Supreme Court Clarifies Biosimilar Legislation in Sandoz
On June 12, the Supreme Court also handed down another patent-related opinion in Amgen Inc. v. Sandoz Inc., a case dealing with the Biologics Price Competition and Innovation Act, a small 17-page subchapter contained within the Affordable Care Act (“Obamacare”). This subchapter deals with generic “biologics,” very-large-molecule drugs typically synthesized from biological sources such as recombinant DNA technology. The biologic at issue in this case is filgrastim, a G-CSF glycoprotein.

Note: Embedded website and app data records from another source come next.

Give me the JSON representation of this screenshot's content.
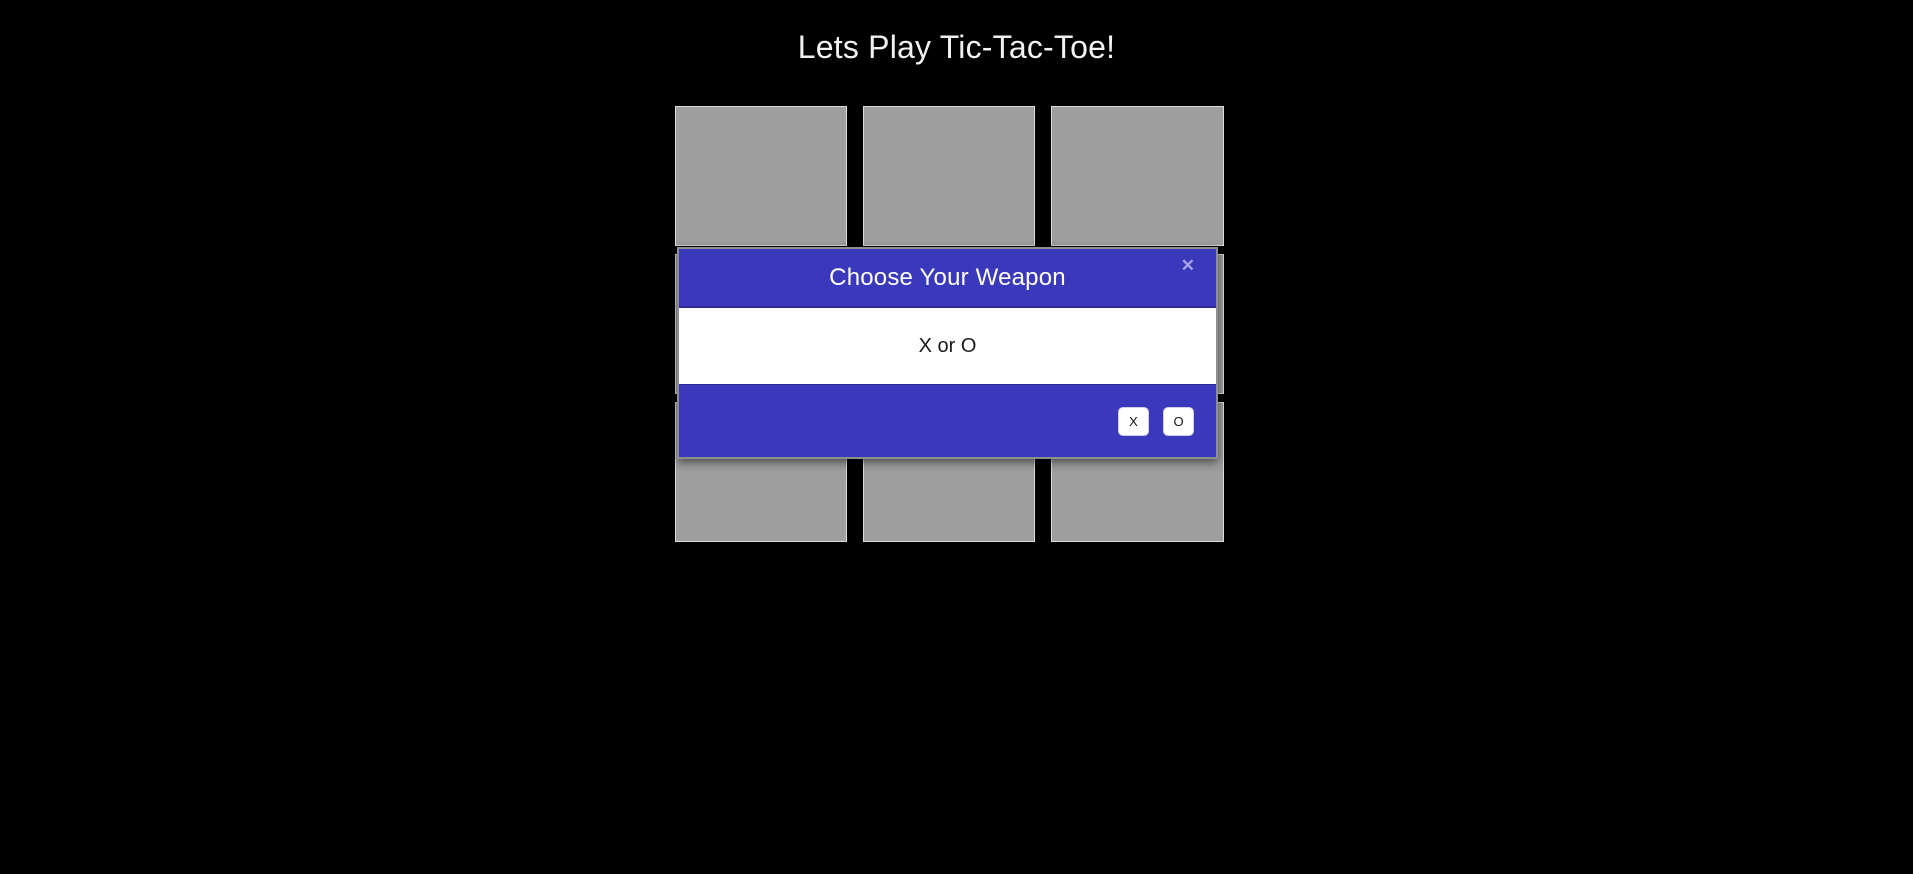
{
  "page": {
    "title": "Lets Play Tic-Tac-Toe!",
    "background_color": "#000000",
    "title_color": "#f2f2f2"
  },
  "board": {
    "cell_color": "#9e9e9e",
    "cell_border_color": "#dcdcdc",
    "rows": [
      {
        "cells": [
          {
            "label": ""
          },
          {
            "label": ""
          },
          {
            "label": ""
          }
        ]
      },
      {
        "cells": [
          {
            "label": ""
          },
          {
            "label": ""
          },
          {
            "label": ""
          }
        ]
      },
      {
        "cells": [
          {
            "label": ""
          },
          {
            "label": ""
          },
          {
            "label": ""
          }
        ]
      }
    ]
  },
  "modal": {
    "accent_color": "#3b39bb",
    "title": "Choose Your Weapon",
    "close_label": "✕",
    "body_text": "X or O",
    "buttons": [
      {
        "label": "X"
      },
      {
        "label": "O"
      }
    ]
  }
}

Typically, when patent protection on a drug expires, the producer of a generic drug can enter the market with an exact copy of the formerly-patented drug, which greatly simplifies the process of FDA approval. However, in the case of biologics, the generic drugs are not always exact copies, and may instead be “biosimilars” that are slight variations on the original drug, and which originally required separate FDA approval. The law at issue here (the BPCIA) was intended to streamline the FDA approval process for biosimilars.

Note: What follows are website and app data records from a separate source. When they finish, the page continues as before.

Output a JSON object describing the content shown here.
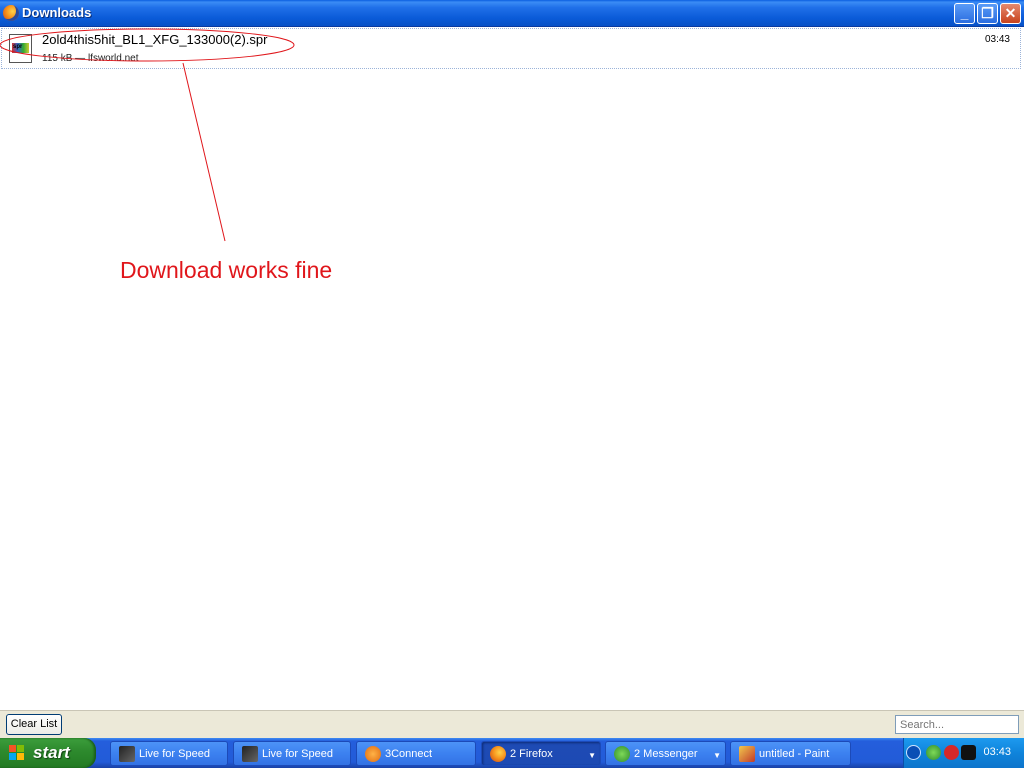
{
  "window": {
    "title": "Downloads",
    "minimize": "_",
    "maximize": "❐",
    "close": "✕"
  },
  "download": {
    "file_name": "2old4this5hit_BL1_XFG_133000(2).spr",
    "meta": "115 kB — lfsworld.net",
    "time": "03:43",
    "icon_text": "spr"
  },
  "annotation": {
    "text": "Download works fine",
    "color": "#e0161b"
  },
  "bottom_bar": {
    "clear_list": "Clear List",
    "search_placeholder": "Search..."
  },
  "taskbar": {
    "start_label": "start",
    "tasks": [
      {
        "label": "Live for Speed",
        "icon": "lfs-icon"
      },
      {
        "label": "Live for Speed",
        "icon": "lfs-icon"
      },
      {
        "label": "3Connect",
        "icon": "3connect-icon"
      },
      {
        "label": "2 Firefox",
        "icon": "firefox-icon",
        "active": true
      },
      {
        "label": "2 Messenger",
        "icon": "messenger-icon"
      },
      {
        "label": "untitled - Paint",
        "icon": "paint-icon"
      }
    ],
    "clock": "03:43"
  }
}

This case dealt with certain regulatory requirements set forth in the BPCIA for new biosimilars. Subsection (l) of the law establishes a process by which an applicant for a biosimilar license can exchange information with the company that originally obtained FDA approval for the drug. One of the first requirements of this process is that the new applicant “shall provide” to the original company “a copy of the application submitted [to the agency],” so that the original company can evaluate the biosimilar for possible infringement of any of its unexpired patents.

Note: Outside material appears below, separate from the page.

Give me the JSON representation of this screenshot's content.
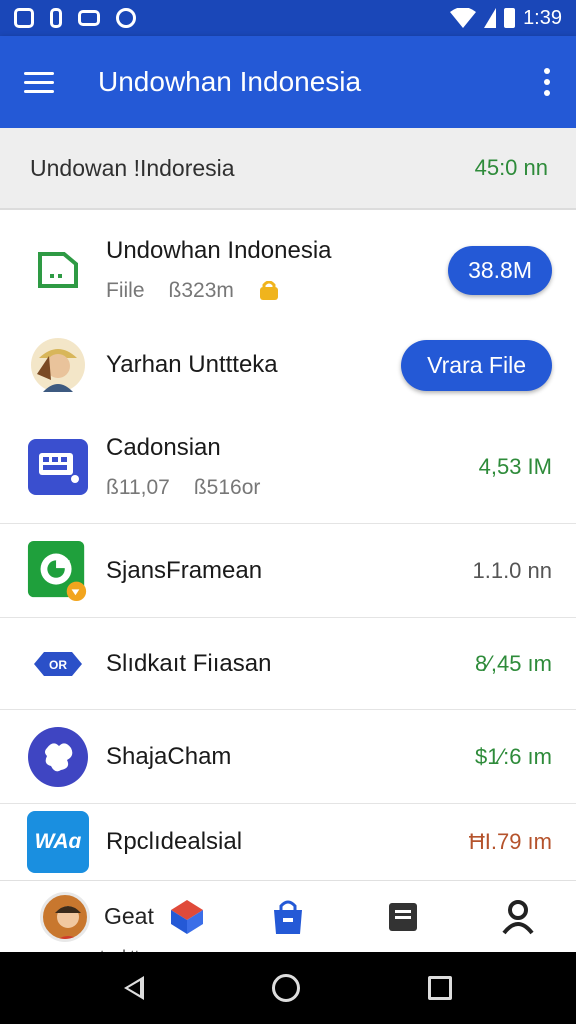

In the present case, the new applicant, Sandoz, did not provide a copy of the application it had filed to the original company or “sponsor,” Amgen. This created a question of whether the sponsor was entitled to obtain a copy of the application filed by the applicant.
The Supreme Court, like the Federal Circuit before it, determined that Amgen was not entitled to a federal injunction to force Sandoz to turn over the application (though the two courts used different reasoning). The BPCIA establishes that the filing of a biosimilar application allows the sponsor to immediately bring an action for “a declaration of infringement, validity, or enforceability of any patent that claims the biological product or a use of the biological product.” On this basis, other injunctive relief is foreclosed, and Amgen would need to sue Sandoz for patent infringement and seek discovery on the application in order to obtain it.
A separate requirement of the BPCIA requires the applicant to provide notice to the sponsor that it is going to market a generic biosimilar, no later than 180 days before it plans to do so. In this case, Sandoz had provided notice before the FDA approved the biosimilar, so that it would be able to market the biosimilar immediately after approval. This created a question of whether Sandoz needed to wait until after the biosimilar had actually been approved before providing this notice.
The Supreme Court determined that there was no requirement for Sandoz to wait for the FDA to approve the biosimilar, and that the statute only set forth a single timing requirement (i.e. marketing can be made 180 days after notice) and not two timing requirements (i.e. marketing can be made 180 days after notice and after FDA approval). The Federal Circuit had come to the opposite conclusion.
The main effect of this case is to accelerate the marketing of biosimilars. Generic drug manufacturers may be able to market biosimilars immediately, or very soon after, FDA approval (provided FDA approval takes more than 180 days) rather than needing to wait an extra half-year to market the drug. This can often bring in hundreds of millions of dollars in extra revenue for the generic manufacturer.
The different reasoning used by the Supreme Court as to the question of injunctive relief also means that sponsoring drug companies may be able to seek injunctive relief in state court. While the Federal Circuit had ruled that the Patent Act, 35 U.S.C. § 271(e)(4), prevented Amgen from obtaining an injunction, the Supreme Court instead ruled that a section of the BPCIA did so, and determined that this did not cut off state law remedies.